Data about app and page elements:
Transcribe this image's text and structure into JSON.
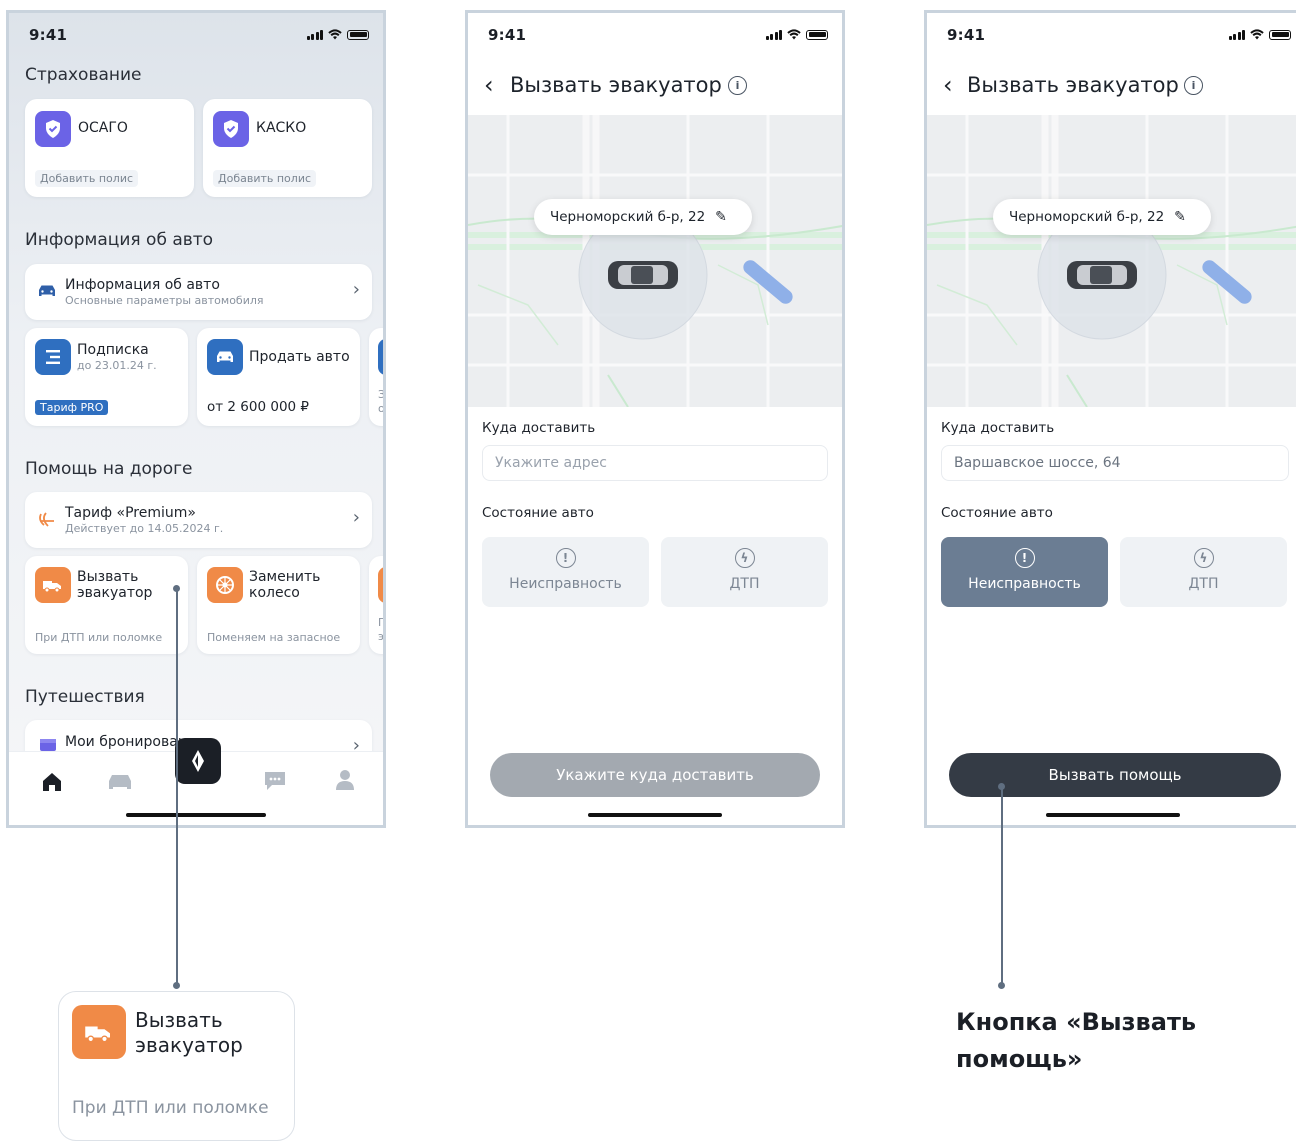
{
  "status_time": "9:41",
  "screen1": {
    "insurance": {
      "title": "Страхование",
      "cards": [
        {
          "name": "ОСАГО",
          "action": "Добавить полис"
        },
        {
          "name": "КАСКО",
          "action": "Добавить полис"
        }
      ]
    },
    "car_info": {
      "title": "Информация об авто",
      "row_title": "Информация об авто",
      "row_sub": "Основные параметры автомобиля",
      "subscription_title": "Подписка",
      "subscription_sub": "до 23.01.24 г.",
      "subscription_badge": "Тариф PRO",
      "sell_title": "Продать авто",
      "sell_price": "от 2 600 000 ₽",
      "peek_text": "З о"
    },
    "road_help": {
      "title": "Помощь на дороге",
      "tariff_title": "Тариф «Premium»",
      "tariff_sub": "Действует до 14.05.2024 г.",
      "tow_title": "Вызвать эвакуатор",
      "tow_sub": "При ДТП или поломке",
      "wheel_title": "Заменить колесо",
      "wheel_sub": "Поменяем на запасное",
      "peek_text": "П э"
    },
    "travel": {
      "title": "Путешествия",
      "booking": "Мои бронирования"
    },
    "tabbar": [
      "home-icon",
      "car-icon",
      "brand-icon",
      "chat-icon",
      "profile-icon"
    ]
  },
  "screen2": {
    "title": "Вызвать эвакуатор",
    "address_pill": "Черноморский б-р, 22",
    "deliver_label": "Куда доставить",
    "deliver_placeholder": "Укажите адрес",
    "state_label": "Состояние авто",
    "state_fault": "Неисправность",
    "state_accident": "ДТП",
    "button": "Укажите куда доставить"
  },
  "screen3": {
    "title": "Вызвать эвакуатор",
    "address_pill": "Черноморский б-р, 22",
    "deliver_label": "Куда доставить",
    "deliver_value": "Варшавское шоссе, 64",
    "state_label": "Состояние авто",
    "state_fault": "Неисправность",
    "state_accident": "ДТП",
    "button": "Вызвать помощь"
  },
  "callout_card": {
    "title": "Вызвать эвакуатор",
    "sub": "При ДТП или поломке"
  },
  "callout_text": "Кнопка «Вызвать помощь»",
  "colors": {
    "accent_purple": "#6b63e6",
    "accent_orange": "#f08a47",
    "accent_blue": "#2f6fc0",
    "dark_button": "#343b45",
    "disabled_button": "#a3a9b0",
    "selected_state": "#6b7d93"
  }
}
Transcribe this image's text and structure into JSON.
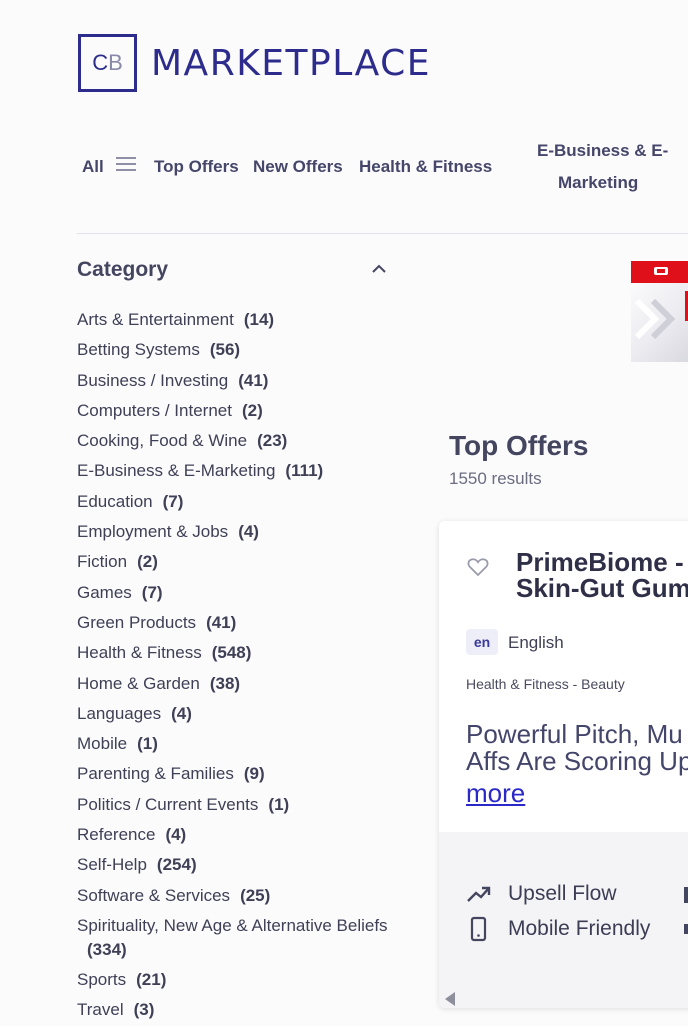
{
  "logo": {
    "mark_left": "C",
    "mark_right": "B",
    "text": "MARKETPLACE"
  },
  "nav": {
    "all": "All",
    "items": [
      "Top Offers",
      "New Offers",
      "Health & Fitness"
    ],
    "wrapped_line1": "E-Business & E-",
    "wrapped_line2": "Marketing"
  },
  "sidebar": {
    "title": "Category",
    "items": [
      {
        "label": "Arts & Entertainment",
        "count": "(14)"
      },
      {
        "label": "Betting Systems",
        "count": "(56)"
      },
      {
        "label": "Business / Investing",
        "count": "(41)"
      },
      {
        "label": "Computers / Internet",
        "count": "(2)"
      },
      {
        "label": "Cooking, Food & Wine",
        "count": "(23)"
      },
      {
        "label": "E-Business & E-Marketing",
        "count": "(111)"
      },
      {
        "label": "Education",
        "count": "(7)"
      },
      {
        "label": "Employment & Jobs",
        "count": "(4)"
      },
      {
        "label": "Fiction",
        "count": "(2)"
      },
      {
        "label": "Games",
        "count": "(7)"
      },
      {
        "label": "Green Products",
        "count": "(41)"
      },
      {
        "label": "Health & Fitness",
        "count": "(548)"
      },
      {
        "label": "Home & Garden",
        "count": "(38)"
      },
      {
        "label": "Languages",
        "count": "(4)"
      },
      {
        "label": "Mobile",
        "count": "(1)"
      },
      {
        "label": "Parenting & Families",
        "count": "(9)"
      },
      {
        "label": "Politics / Current Events",
        "count": "(1)"
      },
      {
        "label": "Reference",
        "count": "(4)"
      },
      {
        "label": "Self-Help",
        "count": "(254)"
      },
      {
        "label": "Software & Services",
        "count": "(25)"
      },
      {
        "label": "Spirituality, New Age & Alternative Beliefs",
        "count": "(334)"
      },
      {
        "label": "Sports",
        "count": "(21)"
      },
      {
        "label": "Travel",
        "count": "(3)"
      }
    ]
  },
  "main": {
    "title": "Top Offers",
    "results": "1550 results"
  },
  "card": {
    "title_line1": "PrimeBiome -",
    "title_line2": "Skin-Gut Gum",
    "lang_code": "en",
    "lang_name": "English",
    "category": "Health & Fitness - Beauty",
    "desc_line1": "Powerful Pitch, Mu",
    "desc_line2": "Affs Are Scoring Up",
    "more": "more",
    "features": [
      "Upsell Flow",
      "Mobile Friendly"
    ]
  },
  "colors": {
    "brand": "#2d2c8c",
    "link": "#2a28c9",
    "banner_red": "#e0101a"
  }
}
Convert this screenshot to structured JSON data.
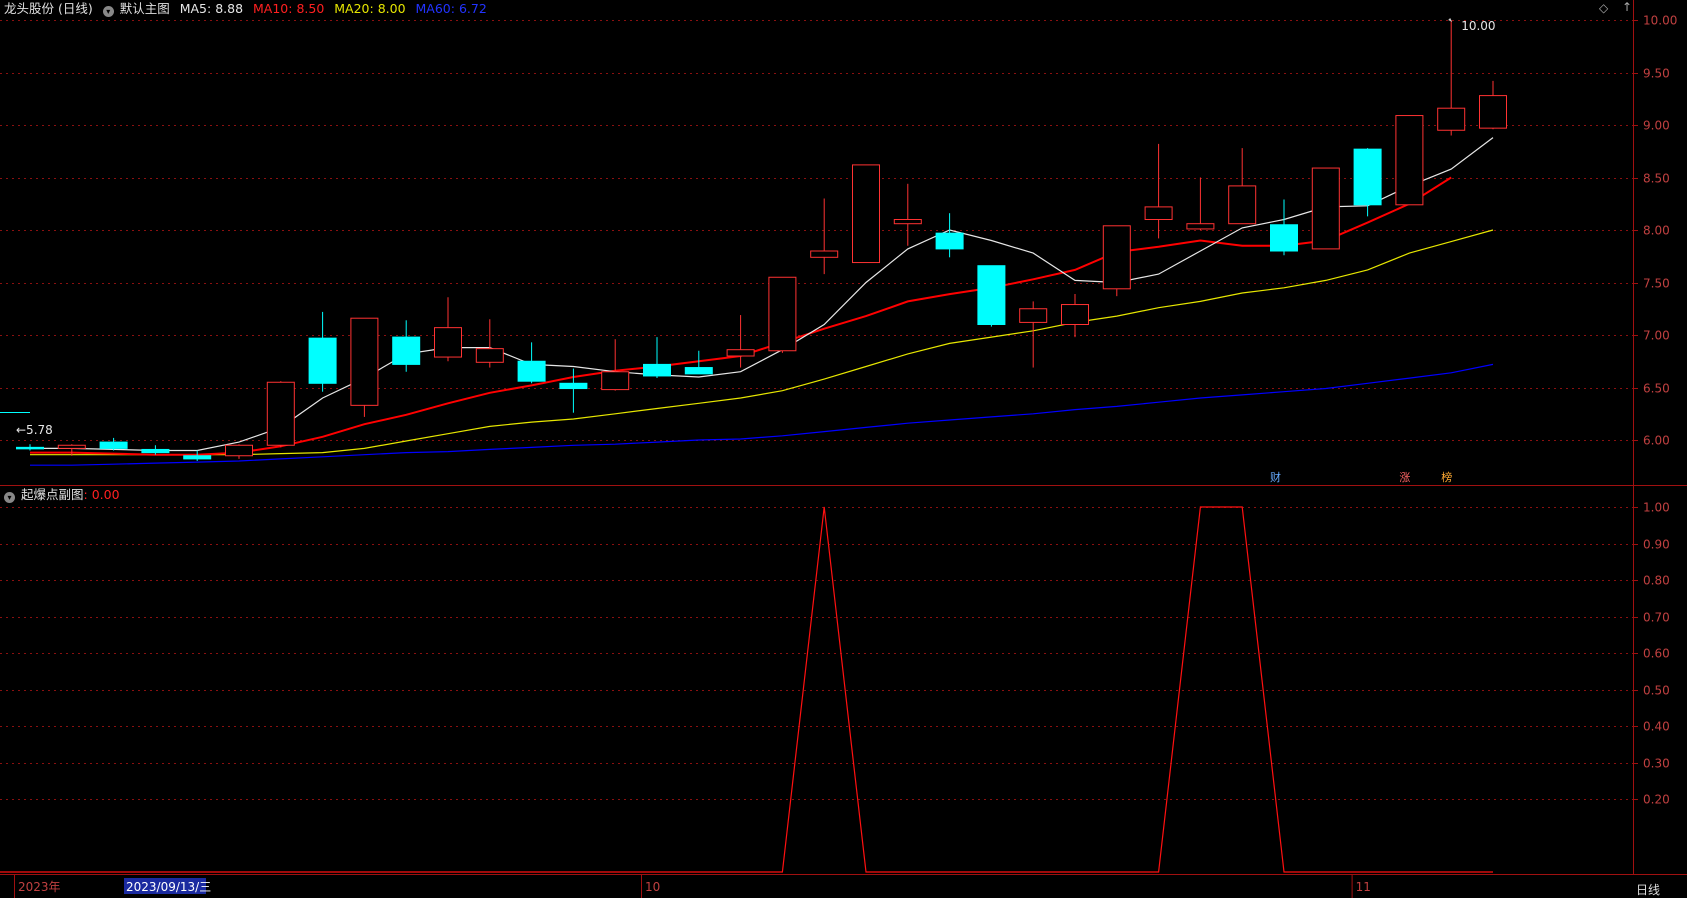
{
  "header": {
    "stock_name": "龙头股份 (日线)",
    "main_chart_label": "默认主图",
    "ma5": "MA5: 8.88",
    "ma10": "MA10: 8.50",
    "ma20": "MA20: 8.00",
    "ma60": "MA60: 6.72",
    "settings_icon": "diamond-icon"
  },
  "sub_header": {
    "label": "起爆点副图",
    "value": ": 0.00"
  },
  "colors": {
    "bg": "#000000",
    "up": "#ff3232",
    "down": "#00ffff",
    "ma5": "#e6e6e6",
    "ma10": "#ff0000",
    "ma20": "#e6e600",
    "ma60": "#0000ff",
    "grid": "#8a1010",
    "axis_text": "#c04040",
    "sub_line": "#ff1010"
  },
  "chart_data": [
    {
      "type": "candlestick",
      "ylim": [
        5.55,
        10.2
      ],
      "y_ticks": [
        "10.00",
        "9.50",
        "9.00",
        "8.50",
        "8.00",
        "7.50",
        "7.00",
        "6.50",
        "6.00"
      ],
      "ohlc": [
        [
          5.93,
          5.96,
          5.9,
          5.92
        ],
        [
          5.92,
          5.96,
          5.85,
          5.95
        ],
        [
          5.98,
          6.02,
          5.9,
          5.92
        ],
        [
          5.91,
          5.95,
          5.86,
          5.88
        ],
        [
          5.85,
          5.9,
          5.8,
          5.82
        ],
        [
          5.85,
          5.96,
          5.82,
          5.95
        ],
        [
          5.95,
          6.56,
          5.93,
          6.55
        ],
        [
          6.97,
          7.22,
          6.46,
          6.54
        ],
        [
          6.33,
          7.16,
          6.22,
          7.16
        ],
        [
          6.98,
          7.14,
          6.65,
          6.72
        ],
        [
          6.79,
          7.36,
          6.75,
          7.07
        ],
        [
          6.74,
          7.15,
          6.69,
          6.87
        ],
        [
          6.75,
          6.93,
          6.54,
          6.56
        ],
        [
          6.54,
          6.68,
          6.26,
          6.49
        ],
        [
          6.48,
          6.96,
          6.47,
          6.65
        ],
        [
          6.72,
          6.98,
          6.59,
          6.61
        ],
        [
          6.69,
          6.85,
          6.65,
          6.63
        ],
        [
          6.8,
          7.19,
          6.69,
          6.86
        ],
        [
          6.85,
          7.55,
          6.83,
          7.55
        ],
        [
          7.74,
          8.3,
          7.58,
          7.8
        ],
        [
          7.69,
          8.62,
          7.69,
          8.62
        ],
        [
          8.06,
          8.44,
          7.85,
          8.1
        ],
        [
          7.97,
          8.16,
          7.74,
          7.82
        ],
        [
          7.66,
          7.66,
          7.08,
          7.1
        ],
        [
          7.12,
          7.32,
          6.69,
          7.25
        ],
        [
          7.1,
          7.39,
          6.98,
          7.29
        ],
        [
          7.44,
          8.04,
          7.37,
          8.04
        ],
        [
          8.1,
          8.82,
          7.92,
          8.22
        ],
        [
          8.01,
          8.5,
          8.0,
          8.06
        ],
        [
          8.06,
          8.78,
          8.06,
          8.42
        ],
        [
          8.05,
          8.29,
          7.76,
          7.8
        ],
        [
          7.82,
          8.59,
          7.82,
          8.59
        ],
        [
          8.77,
          8.78,
          8.13,
          8.24
        ],
        [
          8.24,
          9.07,
          8.24,
          9.09
        ],
        [
          8.95,
          10.0,
          8.9,
          9.16
        ],
        [
          8.97,
          9.42,
          8.96,
          9.28
        ]
      ],
      "ma5": [
        5.92,
        5.92,
        5.91,
        5.9,
        5.9,
        5.98,
        6.12,
        6.4,
        6.59,
        6.82,
        6.88,
        6.88,
        6.72,
        6.7,
        6.65,
        6.62,
        6.6,
        6.65,
        6.86,
        7.1,
        7.5,
        7.82,
        8.0,
        7.9,
        7.78,
        7.52,
        7.5,
        7.58,
        7.8,
        8.02,
        8.1,
        8.22,
        8.23,
        8.42,
        8.58,
        8.88
      ],
      "ma10": [
        5.88,
        5.88,
        5.87,
        5.86,
        5.86,
        5.88,
        5.94,
        6.03,
        6.15,
        6.24,
        6.35,
        6.45,
        6.52,
        6.6,
        6.66,
        6.7,
        6.75,
        6.8,
        6.93,
        7.06,
        7.18,
        7.32,
        7.39,
        7.45,
        7.53,
        7.62,
        7.79,
        7.84,
        7.9,
        7.85,
        7.85,
        7.9,
        8.07,
        8.25,
        8.5
      ],
      "ma20": [
        5.86,
        5.86,
        5.86,
        5.86,
        5.86,
        5.86,
        5.87,
        5.88,
        5.92,
        5.99,
        6.06,
        6.13,
        6.17,
        6.2,
        6.25,
        6.3,
        6.35,
        6.4,
        6.47,
        6.58,
        6.7,
        6.82,
        6.92,
        6.98,
        7.04,
        7.12,
        7.18,
        7.26,
        7.32,
        7.4,
        7.45,
        7.52,
        7.62,
        7.78,
        7.89,
        8.0
      ],
      "ma60": [
        5.76,
        5.76,
        5.77,
        5.78,
        5.79,
        5.8,
        5.82,
        5.84,
        5.86,
        5.88,
        5.89,
        5.91,
        5.93,
        5.95,
        5.96,
        5.98,
        6.0,
        6.01,
        6.04,
        6.08,
        6.12,
        6.16,
        6.19,
        6.22,
        6.25,
        6.29,
        6.32,
        6.36,
        6.4,
        6.43,
        6.46,
        6.49,
        6.54,
        6.59,
        6.64,
        6.72
      ],
      "annotations": {
        "high_label": "10.00",
        "low_label": "5.78",
        "badges": [
          {
            "text": "财",
            "index": 30,
            "color": "#66aaff"
          },
          {
            "text": "涨",
            "index": 33,
            "color": "#ff6666"
          },
          {
            "text": "榜",
            "index": 34,
            "color": "#ffaa33"
          }
        ]
      }
    },
    {
      "type": "line",
      "title": "起爆点副图",
      "ylim": [
        0,
        1.05
      ],
      "y_ticks": [
        "1.00",
        "0.90",
        "0.80",
        "0.70",
        "0.60",
        "0.50",
        "0.40",
        "0.30",
        "0.20"
      ],
      "values": [
        0,
        0,
        0,
        0,
        0,
        0,
        0,
        0,
        0,
        0,
        0,
        0,
        0,
        0,
        0,
        0,
        0,
        0,
        0,
        1,
        0,
        0,
        0,
        0,
        0,
        0,
        0,
        0,
        1,
        1,
        0,
        0,
        0,
        0,
        0,
        0
      ]
    }
  ],
  "x_axis": {
    "labels": [
      {
        "text": "2023年",
        "index": 0
      },
      {
        "text": "2023/09/13/三",
        "index": 3,
        "highlight": true
      },
      {
        "text": "10",
        "index": 15
      },
      {
        "text": "11",
        "index": 32
      }
    ],
    "period_label": "日线"
  }
}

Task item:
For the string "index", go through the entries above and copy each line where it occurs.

Written solution:
            "index": 30,
            "index": 33,
            "index": 34,
        "index": 0
        "index": 3,
        "index": 15
        "index": 32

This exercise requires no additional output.